Energy fuels our lives in ways that seem almost magical. It can transform darkness into light, cold into warmth, water into ice. Of course, it's science — not magic — but like magic, there are rules that must be followed. One of the fundamental laws of physics is that energy can never be created or destroyed, only converted from one form to another. On this episode, we explore what these rules mean for our quest to create new power sources, and for life on earth. We hear stories about what makes batteries a feat of engineering — and sometimes its Achilles' heel. We also hear about the ongoing quest to create "fusion energy," and the roadblocks standing in the way. Also heard on this week's episode: Esther Takeuchi — one of the world's top energy storage scientists — explains the science behind medical batteries. Takeuchi holds a joint appointment at Stony Brook University and Brookhaven National Laboratory. Clifford Johnson, a professor in the physics and astronomy department at the University of Southern California, explains the framework that defines and limits our quest for energy sources. Check out his graphic novel about science called The Dialogues: Conversations about the Nature of the Universe.
Over the past year, public health officials went from being the people who nudge us not to smoke, not to drink and drive, and to eat our veggies, to being a highly visible arm of government involved in calling a lot of the shots: which businesses could stay open and which had to close; who could go to work or be in school; ordering people to cover their noses and mouths. Public health became powerful. Many people looked to them to keep all of us safe — others have felt suspicious and resentful.

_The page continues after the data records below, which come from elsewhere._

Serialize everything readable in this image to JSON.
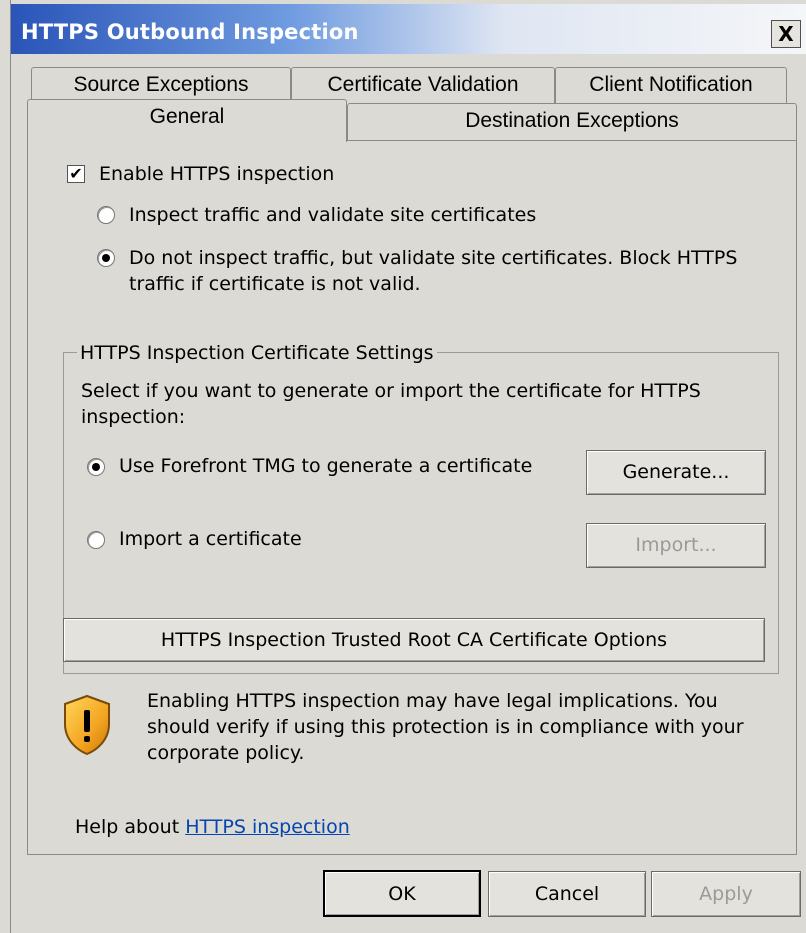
{
  "window": {
    "title": "HTTPS Outbound Inspection",
    "close_label": "X"
  },
  "tabs": {
    "row1": [
      "Source Exceptions",
      "Certificate Validation",
      "Client Notification"
    ],
    "row2": [
      "General",
      "Destination Exceptions"
    ],
    "active": "General"
  },
  "general": {
    "enable_label": "Enable HTTPS inspection",
    "enable_checked": true,
    "mode_options": [
      {
        "label": "Inspect traffic and validate site certificates",
        "selected": false
      },
      {
        "label_line1": "Do not inspect traffic, but validate site certificates. Block HTTPS",
        "label_line2": "traffic if certificate is not valid.",
        "selected": true
      }
    ],
    "cert_group": {
      "title": "HTTPS Inspection Certificate Settings",
      "desc_line1": "Select if you want to generate or import the certificate for HTTPS",
      "desc_line2": "inspection:",
      "options": [
        {
          "label": "Use Forefront TMG to generate a certificate",
          "selected": true,
          "button": "Generate...",
          "button_enabled": true
        },
        {
          "label": "Import a certificate",
          "selected": false,
          "button": "Import...",
          "button_enabled": false
        }
      ],
      "trusted_root_button": "HTTPS Inspection Trusted Root CA Certificate Options"
    },
    "warning": {
      "icon": "shield-warning-icon",
      "line1": "Enabling HTTPS inspection may have legal implications. You",
      "line2": "should verify if using this protection is in compliance with your",
      "line3": "corporate policy."
    },
    "help": {
      "prefix": "Help about ",
      "link": "HTTPS inspection"
    }
  },
  "footer": {
    "ok": "OK",
    "cancel": "Cancel",
    "apply": "Apply"
  },
  "colors": {
    "title_gradient_start": "#2a54b8",
    "dialog_bg": "#dcdad5",
    "link": "#0645ad"
  }
}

Like — who are these people to tell us what to do? To restrict our rights? Can we trust them? Trust has become a major issue of our time — trust in information, in government, in science, and in public officials. Last week, we explored scientific research and trust. On this episode — the second part of our deep dive into trust — we look at public health, and how they talk to us, the public. What gets people's attention and cooperation? What creates resentment and rebellion? Do public health officials have an obligation to be totally transparent — or to do whatever it takes to keep the public safe? Also heard on this week's episode: We talk with public health historian Howard Markel about the connections between public health and what used to be called "vice," and why public health messages sometimes sound like they have moral undertones.